GOAL OF THE EXERCISE:
Exclude the pictures, then repeat the remaining data exactly.

>>>

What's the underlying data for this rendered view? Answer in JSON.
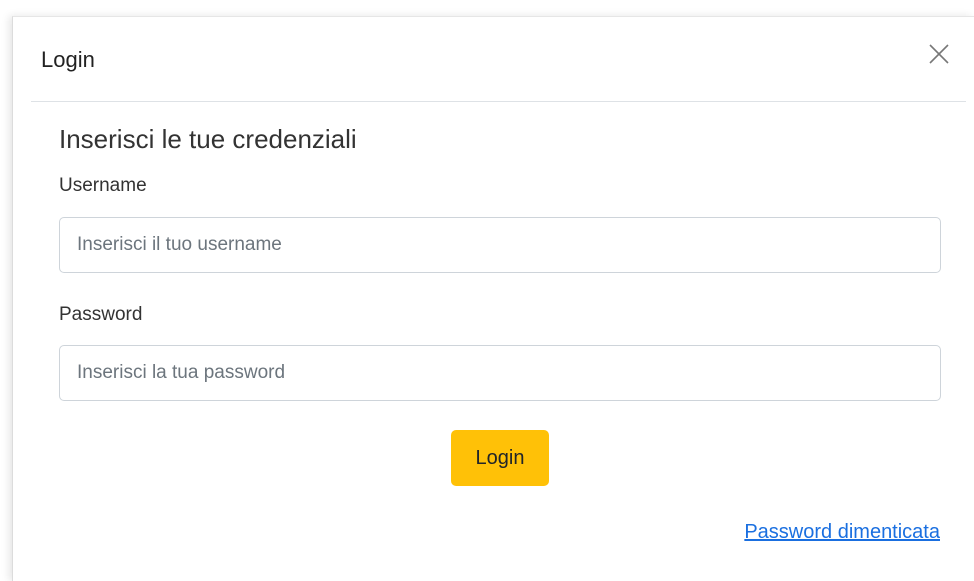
{
  "modal": {
    "title": "Login",
    "close_icon": "close-icon"
  },
  "form": {
    "subtitle": "Inserisci le tue credenziali",
    "username": {
      "label": "Username",
      "placeholder": "Inserisci il tuo username",
      "value": ""
    },
    "password": {
      "label": "Password",
      "placeholder": "Inserisci la tua password",
      "value": ""
    },
    "submit_label": "Login",
    "forgot_password_label": "Password dimenticata"
  },
  "colors": {
    "primary_button": "#ffc107",
    "link": "#1a6fe0"
  }
}
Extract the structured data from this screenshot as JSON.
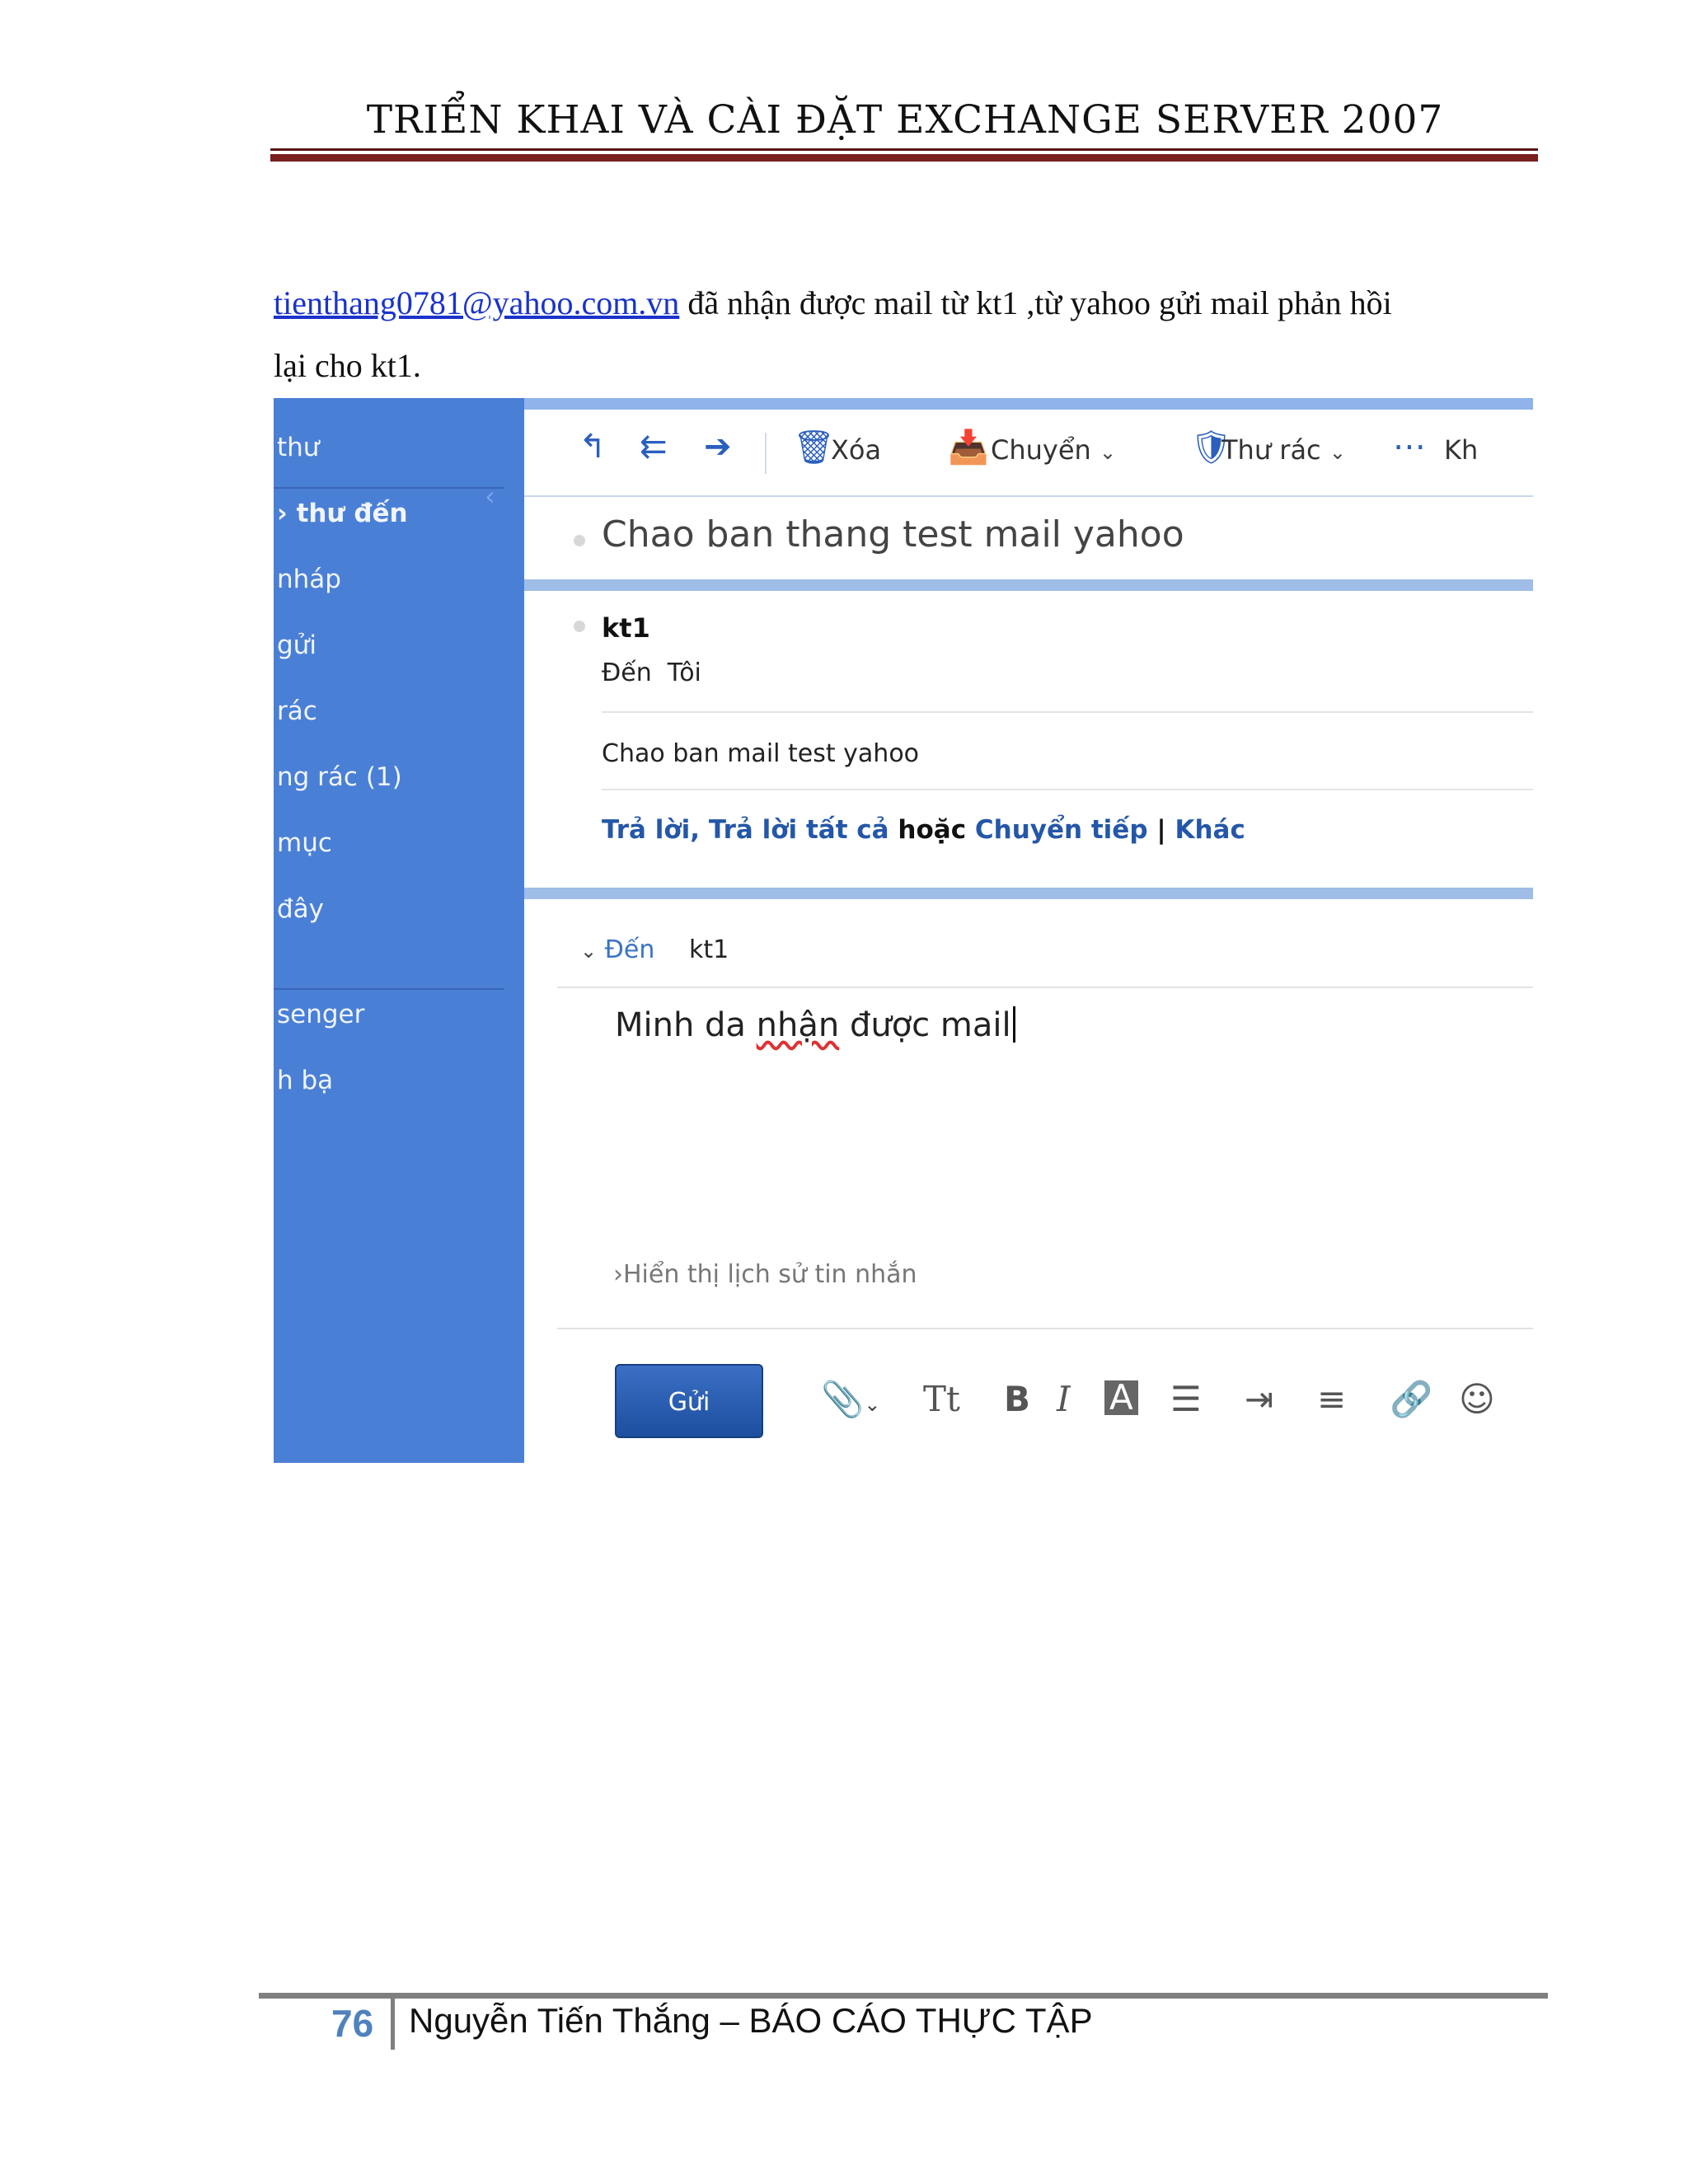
{
  "header": {
    "title": "TRIỂN KHAI VÀ CÀI ĐẶT EXCHANGE SERVER 2007"
  },
  "paragraph": {
    "email_link": "tienthang0781@yahoo.com.vn",
    "text_line1": " đã nhận được mail từ kt1 ,từ yahoo gửi mail phản hồi",
    "text_line2": "lại cho kt1."
  },
  "screenshot": {
    "sidebar": {
      "items": [
        "thư",
        "thư đến",
        "nháp",
        "gửi",
        "rác",
        "ng rác (1)",
        "mục",
        "đây",
        "senger",
        "h bạ"
      ]
    },
    "toolbar": {
      "icons": [
        "reply-icon",
        "reply-all-icon",
        "forward-icon",
        "trash-icon",
        "move-icon",
        "spam-shield-icon",
        "more-icon"
      ],
      "delete_label": "Xóa",
      "move_label": "Chuyển",
      "spam_label": "Thư rác",
      "more_label": "Kh"
    },
    "subject": "Chao ban thang test mail yahoo",
    "message": {
      "sender": "kt1",
      "to_label": "Đến",
      "to_value": "Tôi",
      "body": "Chao ban mail test yahoo",
      "reply": "Trả lời,",
      "reply_all": "Trả lời tất cả",
      "or": "hoặc",
      "forward": "Chuyển tiếp",
      "separator": "|",
      "other": "Khác"
    },
    "compose": {
      "to_label": "Đến",
      "to_value": "kt1",
      "draft_part1": "Minh da ",
      "draft_misspelled": "nhận",
      "draft_part2": " được mail",
      "show_history": "Hiển thị lịch sử tin nhắn",
      "send_button": "Gửi",
      "format_icons": [
        "attach-icon",
        "text-size-icon",
        "bold-icon",
        "italic-icon",
        "text-color-icon",
        "bullet-list-icon",
        "indent-icon",
        "align-icon",
        "link-icon",
        "emoji-icon"
      ]
    }
  },
  "footer": {
    "page_number": "76",
    "text": "Nguyễn Tiến Thắng – BÁO CÁO THỰC TẬP"
  }
}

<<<

TASK RESPONSE:
What's the underlying data for this rendered view? Answer in JSON.
{
  "modal": {
    "title": "Login",
    "close_icon": "close-icon"
  },
  "form": {
    "subtitle": "Inserisci le tue credenziali",
    "username": {
      "label": "Username",
      "placeholder": "Inserisci il tuo username",
      "value": ""
    },
    "password": {
      "label": "Password",
      "placeholder": "Inserisci la tua password",
      "value": ""
    },
    "submit_label": "Login",
    "forgot_password_label": "Password dimenticata"
  },
  "colors": {
    "primary_button": "#ffc107",
    "link": "#1a6fe0"
  }
}
Extract the structured data from this screenshot as JSON.
{
  "header": {
    "title": "TRIỂN KHAI VÀ CÀI ĐẶT EXCHANGE SERVER 2007"
  },
  "paragraph": {
    "email_link": "tienthang0781@yahoo.com.vn",
    "text_line1": " đã nhận được mail từ kt1 ,từ yahoo gửi mail phản hồi",
    "text_line2": "lại cho kt1."
  },
  "screenshot": {
    "sidebar": {
      "items": [
        "thư",
        "thư đến",
        "nháp",
        "gửi",
        "rác",
        "ng rác (1)",
        "mục",
        "đây",
        "senger",
        "h bạ"
      ]
    },
    "toolbar": {
      "icons": [
        "reply-icon",
        "reply-all-icon",
        "forward-icon",
        "trash-icon",
        "move-icon",
        "spam-shield-icon",
        "more-icon"
      ],
      "delete_label": "Xóa",
      "move_label": "Chuyển",
      "spam_label": "Thư rác",
      "more_label": "Kh"
    },
    "subject": "Chao ban thang test mail yahoo",
    "message": {
      "sender": "kt1",
      "to_label": "Đến",
      "to_value": "Tôi",
      "body": "Chao ban mail test yahoo",
      "reply": "Trả lời,",
      "reply_all": "Trả lời tất cả",
      "or": "hoặc",
      "forward": "Chuyển tiếp",
      "separator": "|",
      "other": "Khác"
    },
    "compose": {
      "to_label": "Đến",
      "to_value": "kt1",
      "draft_part1": "Minh da ",
      "draft_misspelled": "nhận",
      "draft_part2": " được mail",
      "show_history": "Hiển thị lịch sử tin nhắn",
      "send_button": "Gửi",
      "format_icons": [
        "attach-icon",
        "text-size-icon",
        "bold-icon",
        "italic-icon",
        "text-color-icon",
        "bullet-list-icon",
        "indent-icon",
        "align-icon",
        "link-icon",
        "emoji-icon"
      ]
    }
  },
  "footer": {
    "page_number": "76",
    "text": "Nguyễn Tiến Thắng – BÁO CÁO THỰC TẬP"
  }
}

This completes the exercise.